A rock and a hard place
Yes, socialism is still necessary but at the present moment if there is no real socialist possibility we might have to bite the bullet and become involved in reform activities which we have very little hope in. That's the present tragic dilemma of the Left and of the world.
Reconsidering the end goals
We need to change the end goal. Is the end goal about economic growth and increasing wealth or is the end goal...human well-being and quality of life? There is a really rich discourse around those things - gross national happiness and genuine progress indicators and those sorts of things. It's not enough just to do the academic research and come up with these ideas, there has to be direct correlations within the politics.
The end of the world?
I don't believe we're that close to the end of civilization as some people would have us believe in terms of an ecological crisis. I think here, where we're situated, it'll be a long time before we feel the worst effects of that. I don't think that's true everywhere and what that leads to remains to be seen I guess but I don't think here that's imminent, at least that's my impression….Maybe I am more confident that I'm going to see the end of the world in some sense than I actually am that I'm going to see the end of capitalism.
Winning without utopia
I really don't like utopian thinking because I really don't think if we were to beat back the forces of global capital that that would result in paradise on earth. I think there would still be a lot of challenge and struggle. But when I think about winning there would be a cap on how much any individual would be allowed to make, there would be a cap on how big any business [would be] allowed to be, there would be way more of a relationship between the [resource extraction and production processes] of any kind of industry….The people who live near that source, the people who extract that resource, the people who manufacture and do the labour producing that resource, and the whole shipping and distribution of that would be totally reformed to reflect sustainability and social justice, equality amongst workers.

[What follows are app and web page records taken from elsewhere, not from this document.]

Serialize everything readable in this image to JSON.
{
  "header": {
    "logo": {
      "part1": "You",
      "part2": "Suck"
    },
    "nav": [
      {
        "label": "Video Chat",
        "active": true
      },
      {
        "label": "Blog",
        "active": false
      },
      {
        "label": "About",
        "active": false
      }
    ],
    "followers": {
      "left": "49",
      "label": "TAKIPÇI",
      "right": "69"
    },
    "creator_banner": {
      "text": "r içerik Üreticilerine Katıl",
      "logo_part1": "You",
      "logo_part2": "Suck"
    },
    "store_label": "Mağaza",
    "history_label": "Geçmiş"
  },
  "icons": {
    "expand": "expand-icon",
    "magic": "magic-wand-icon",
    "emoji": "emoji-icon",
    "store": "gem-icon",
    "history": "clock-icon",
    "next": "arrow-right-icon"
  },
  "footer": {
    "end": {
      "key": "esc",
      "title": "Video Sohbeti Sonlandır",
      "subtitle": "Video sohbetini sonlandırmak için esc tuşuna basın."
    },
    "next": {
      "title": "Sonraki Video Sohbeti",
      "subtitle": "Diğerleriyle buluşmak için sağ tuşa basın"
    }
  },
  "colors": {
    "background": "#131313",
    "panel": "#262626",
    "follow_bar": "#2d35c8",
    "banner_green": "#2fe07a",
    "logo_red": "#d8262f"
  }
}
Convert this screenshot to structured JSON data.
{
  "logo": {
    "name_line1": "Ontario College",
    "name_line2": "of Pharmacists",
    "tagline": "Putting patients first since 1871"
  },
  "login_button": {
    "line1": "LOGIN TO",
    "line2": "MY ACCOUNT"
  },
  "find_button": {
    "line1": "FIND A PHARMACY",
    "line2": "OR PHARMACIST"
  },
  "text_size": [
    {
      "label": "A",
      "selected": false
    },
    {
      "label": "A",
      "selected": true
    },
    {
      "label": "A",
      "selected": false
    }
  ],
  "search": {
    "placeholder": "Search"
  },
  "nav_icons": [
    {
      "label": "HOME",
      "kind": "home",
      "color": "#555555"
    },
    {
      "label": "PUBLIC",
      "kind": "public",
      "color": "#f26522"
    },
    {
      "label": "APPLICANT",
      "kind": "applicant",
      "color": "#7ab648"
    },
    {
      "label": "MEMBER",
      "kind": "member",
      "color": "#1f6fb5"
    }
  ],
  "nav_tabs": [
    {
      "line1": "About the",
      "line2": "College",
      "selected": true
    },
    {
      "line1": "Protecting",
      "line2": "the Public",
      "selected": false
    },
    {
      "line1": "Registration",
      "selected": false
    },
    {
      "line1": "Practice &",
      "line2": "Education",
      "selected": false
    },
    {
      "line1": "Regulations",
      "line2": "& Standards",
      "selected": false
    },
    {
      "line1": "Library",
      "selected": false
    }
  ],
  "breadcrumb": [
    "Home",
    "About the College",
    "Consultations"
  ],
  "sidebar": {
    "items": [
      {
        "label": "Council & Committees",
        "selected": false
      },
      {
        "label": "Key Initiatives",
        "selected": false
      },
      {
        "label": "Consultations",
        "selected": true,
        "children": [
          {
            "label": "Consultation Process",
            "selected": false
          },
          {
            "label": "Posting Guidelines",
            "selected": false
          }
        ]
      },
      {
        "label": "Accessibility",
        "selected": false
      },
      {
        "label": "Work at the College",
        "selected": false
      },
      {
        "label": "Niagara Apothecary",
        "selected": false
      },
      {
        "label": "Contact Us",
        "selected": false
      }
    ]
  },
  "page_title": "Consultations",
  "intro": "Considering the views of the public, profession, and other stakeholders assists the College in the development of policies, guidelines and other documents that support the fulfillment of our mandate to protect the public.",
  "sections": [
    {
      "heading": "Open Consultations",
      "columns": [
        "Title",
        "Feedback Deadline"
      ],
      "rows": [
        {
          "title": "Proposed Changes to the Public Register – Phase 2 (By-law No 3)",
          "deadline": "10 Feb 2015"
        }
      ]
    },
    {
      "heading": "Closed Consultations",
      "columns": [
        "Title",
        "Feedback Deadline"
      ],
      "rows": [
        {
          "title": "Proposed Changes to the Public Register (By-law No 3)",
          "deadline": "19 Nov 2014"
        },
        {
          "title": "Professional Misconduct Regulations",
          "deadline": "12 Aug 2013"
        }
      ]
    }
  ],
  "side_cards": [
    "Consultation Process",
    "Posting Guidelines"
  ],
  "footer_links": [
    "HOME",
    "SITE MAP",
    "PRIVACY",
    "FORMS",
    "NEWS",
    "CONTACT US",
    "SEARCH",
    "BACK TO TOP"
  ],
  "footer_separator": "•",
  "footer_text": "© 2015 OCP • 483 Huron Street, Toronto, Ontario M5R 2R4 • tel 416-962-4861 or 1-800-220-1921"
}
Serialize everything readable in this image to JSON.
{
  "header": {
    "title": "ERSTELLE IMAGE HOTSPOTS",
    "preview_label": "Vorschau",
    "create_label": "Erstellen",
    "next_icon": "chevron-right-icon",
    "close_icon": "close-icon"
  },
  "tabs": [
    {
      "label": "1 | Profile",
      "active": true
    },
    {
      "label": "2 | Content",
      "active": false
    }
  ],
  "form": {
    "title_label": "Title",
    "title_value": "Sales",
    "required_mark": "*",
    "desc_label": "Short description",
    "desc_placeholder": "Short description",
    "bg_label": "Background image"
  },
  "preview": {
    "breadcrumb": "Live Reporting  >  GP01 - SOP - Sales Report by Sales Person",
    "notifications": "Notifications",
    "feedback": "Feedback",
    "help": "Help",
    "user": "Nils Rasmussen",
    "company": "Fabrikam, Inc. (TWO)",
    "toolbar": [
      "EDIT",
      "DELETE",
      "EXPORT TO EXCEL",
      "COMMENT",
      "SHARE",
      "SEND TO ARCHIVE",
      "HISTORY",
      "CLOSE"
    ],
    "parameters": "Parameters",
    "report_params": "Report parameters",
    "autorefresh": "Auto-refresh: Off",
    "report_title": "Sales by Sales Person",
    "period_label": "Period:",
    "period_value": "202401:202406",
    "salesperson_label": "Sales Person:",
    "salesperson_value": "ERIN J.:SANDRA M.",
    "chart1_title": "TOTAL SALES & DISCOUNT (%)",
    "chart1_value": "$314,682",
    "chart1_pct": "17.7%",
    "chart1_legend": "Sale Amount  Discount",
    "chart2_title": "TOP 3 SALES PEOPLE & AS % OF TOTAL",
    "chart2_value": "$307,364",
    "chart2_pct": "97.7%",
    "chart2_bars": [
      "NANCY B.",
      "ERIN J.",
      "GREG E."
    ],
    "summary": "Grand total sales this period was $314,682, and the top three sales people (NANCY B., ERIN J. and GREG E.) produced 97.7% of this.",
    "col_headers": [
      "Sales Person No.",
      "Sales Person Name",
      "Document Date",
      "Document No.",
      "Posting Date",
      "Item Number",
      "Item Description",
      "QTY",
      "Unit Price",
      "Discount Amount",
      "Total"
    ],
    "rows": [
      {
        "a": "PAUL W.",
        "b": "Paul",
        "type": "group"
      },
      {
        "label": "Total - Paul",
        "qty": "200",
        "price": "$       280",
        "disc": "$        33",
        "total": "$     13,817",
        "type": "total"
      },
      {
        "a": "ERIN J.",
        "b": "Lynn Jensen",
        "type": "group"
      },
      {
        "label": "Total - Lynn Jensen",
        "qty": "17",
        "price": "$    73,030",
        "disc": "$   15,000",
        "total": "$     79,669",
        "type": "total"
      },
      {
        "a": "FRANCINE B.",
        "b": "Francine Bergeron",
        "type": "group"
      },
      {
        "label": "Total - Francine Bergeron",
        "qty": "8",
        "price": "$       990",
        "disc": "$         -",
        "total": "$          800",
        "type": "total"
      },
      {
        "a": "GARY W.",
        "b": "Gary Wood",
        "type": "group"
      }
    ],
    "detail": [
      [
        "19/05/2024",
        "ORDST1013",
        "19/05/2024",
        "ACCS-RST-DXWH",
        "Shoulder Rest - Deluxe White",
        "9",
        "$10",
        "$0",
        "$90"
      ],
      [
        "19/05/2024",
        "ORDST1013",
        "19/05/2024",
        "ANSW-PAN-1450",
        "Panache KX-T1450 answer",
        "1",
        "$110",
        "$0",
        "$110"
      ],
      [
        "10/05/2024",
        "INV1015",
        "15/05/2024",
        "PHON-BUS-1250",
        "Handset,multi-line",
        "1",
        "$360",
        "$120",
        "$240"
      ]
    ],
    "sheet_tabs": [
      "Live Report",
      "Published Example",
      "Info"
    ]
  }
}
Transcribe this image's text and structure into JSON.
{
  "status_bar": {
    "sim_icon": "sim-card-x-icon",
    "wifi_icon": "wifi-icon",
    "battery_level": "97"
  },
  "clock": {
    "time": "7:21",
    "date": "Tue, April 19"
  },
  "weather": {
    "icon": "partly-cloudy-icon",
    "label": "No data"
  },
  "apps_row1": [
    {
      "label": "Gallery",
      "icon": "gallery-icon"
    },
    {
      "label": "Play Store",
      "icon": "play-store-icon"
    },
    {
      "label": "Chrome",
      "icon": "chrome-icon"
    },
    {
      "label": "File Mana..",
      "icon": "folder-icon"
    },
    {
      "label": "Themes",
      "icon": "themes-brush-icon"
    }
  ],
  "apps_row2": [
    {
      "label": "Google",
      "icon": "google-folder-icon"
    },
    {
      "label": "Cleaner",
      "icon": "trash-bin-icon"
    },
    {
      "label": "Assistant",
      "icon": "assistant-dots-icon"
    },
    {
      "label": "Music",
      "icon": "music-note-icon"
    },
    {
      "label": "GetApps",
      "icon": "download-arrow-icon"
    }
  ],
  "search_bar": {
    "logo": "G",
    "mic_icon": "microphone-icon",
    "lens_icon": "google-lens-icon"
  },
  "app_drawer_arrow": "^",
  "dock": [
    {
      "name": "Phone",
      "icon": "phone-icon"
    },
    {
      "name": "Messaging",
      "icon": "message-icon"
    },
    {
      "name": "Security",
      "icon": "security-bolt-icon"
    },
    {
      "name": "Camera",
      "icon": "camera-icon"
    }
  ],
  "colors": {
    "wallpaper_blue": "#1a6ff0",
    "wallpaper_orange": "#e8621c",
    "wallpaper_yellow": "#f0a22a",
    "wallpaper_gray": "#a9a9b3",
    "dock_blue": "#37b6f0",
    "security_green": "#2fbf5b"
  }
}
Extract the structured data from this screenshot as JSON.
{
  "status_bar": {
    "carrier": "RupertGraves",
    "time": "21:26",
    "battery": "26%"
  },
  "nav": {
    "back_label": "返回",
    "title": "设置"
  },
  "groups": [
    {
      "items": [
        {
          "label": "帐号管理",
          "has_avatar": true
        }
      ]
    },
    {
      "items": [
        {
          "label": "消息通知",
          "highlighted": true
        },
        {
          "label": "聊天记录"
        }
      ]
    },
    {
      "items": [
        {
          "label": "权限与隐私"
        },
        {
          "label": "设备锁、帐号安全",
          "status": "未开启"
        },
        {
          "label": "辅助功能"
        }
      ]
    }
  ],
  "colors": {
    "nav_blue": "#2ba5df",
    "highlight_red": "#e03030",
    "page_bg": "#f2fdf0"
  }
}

In the ‘80s and ‘90s, it was a debate around mass organizing versus propaganda of the deed and that was the way it was framed….I recall those debates throughout the ‘80s and ‘90s and I recall really sharply [that] the spokescouncil meetings leading up to the WTO in Seattle gathered different communities from the Pacific North-West, from Washington state, or Oregon, or BC and [they advanced] very different approaches. By that time, we had developed a fair amount of respect for each other...[and] many of those debates were had in pretty fraternal ways and played out better than maybe they have most recently.
Crisis and collective action
I feel like there's going to be some sort of big shift, something's going to happen, maybe all the ice is going to melt in the Arctic and its going to finally make people, I hope, wake up. I think that it's sad that this is the way it is but I feel like people won't unite as a whole until something cataclysmic happens. I feel like that might be the kick in the pants our species needs.
Plugging into radical politics
Discussion often degenerates very quickly and is not about trying to find...strategic solutions to problems but rather is about getting defensive and wanting to yell about why your strategy is the best and I don't want to engage in that kind of debate. I don't really have any time for it because I think that our strategy right now should be to be talking to people about what's fucked about the system that we live in….[How] are you going to plug people into radical political movements? We're at a point where there's not a lot to plug people into...that's meaningful, that's consistent, that's going to enact actual social change. What we need to be doing is building people’s understanding of why the system that we're living under is the root of the problems that we're facing.
Asserting ourselves effectively
We had massive demonstrations, for example, against the war in Iraq, massive protests all over the world. Massive protest, [a] vast [number] of people...against the war and yet...the invasion of Iraq [happened anyway]. So there's this institutionalization of protest, so people sit back and say, ‘okay, I get all this anger, and yet I have no power, I'm impotent in terms of affecting policy.’ So once again this raises the issue of how [do we] effectively assert [ourselves?]
The meaning of ‘radical’
I don't...think that being radical is necessarily about having a project about how the world should be or about how we can change it but is always about understanding that from our most individual and most intimate and personal relations all the way up to the most impersonal and macro social relations there's something wrong here and that it's a change at all levels that's going to be required if we want to live in a world where we're free and we have a certain level of autonomy and equality. Do I consider myself a radical? Yeah, but I do struggle with...that language because I don't think it's accessible to people who are outside of political movements.
I think that your generation is starting ahead of where my generation started and that brings me some hope. Now I think there are a bunch of things that I think you guys are doing that is totally as stupid as we did but there are things that I think you are thinking about, and concerned about, and critical about, and open about that was not reflected in the left wing movements of the sixties and seventies….there were many things we couldn't have known. But I think this generation of activists has a body of knowledge based on the trajectory of things that have happened in the last thirty, forty years that you are actually more humble about.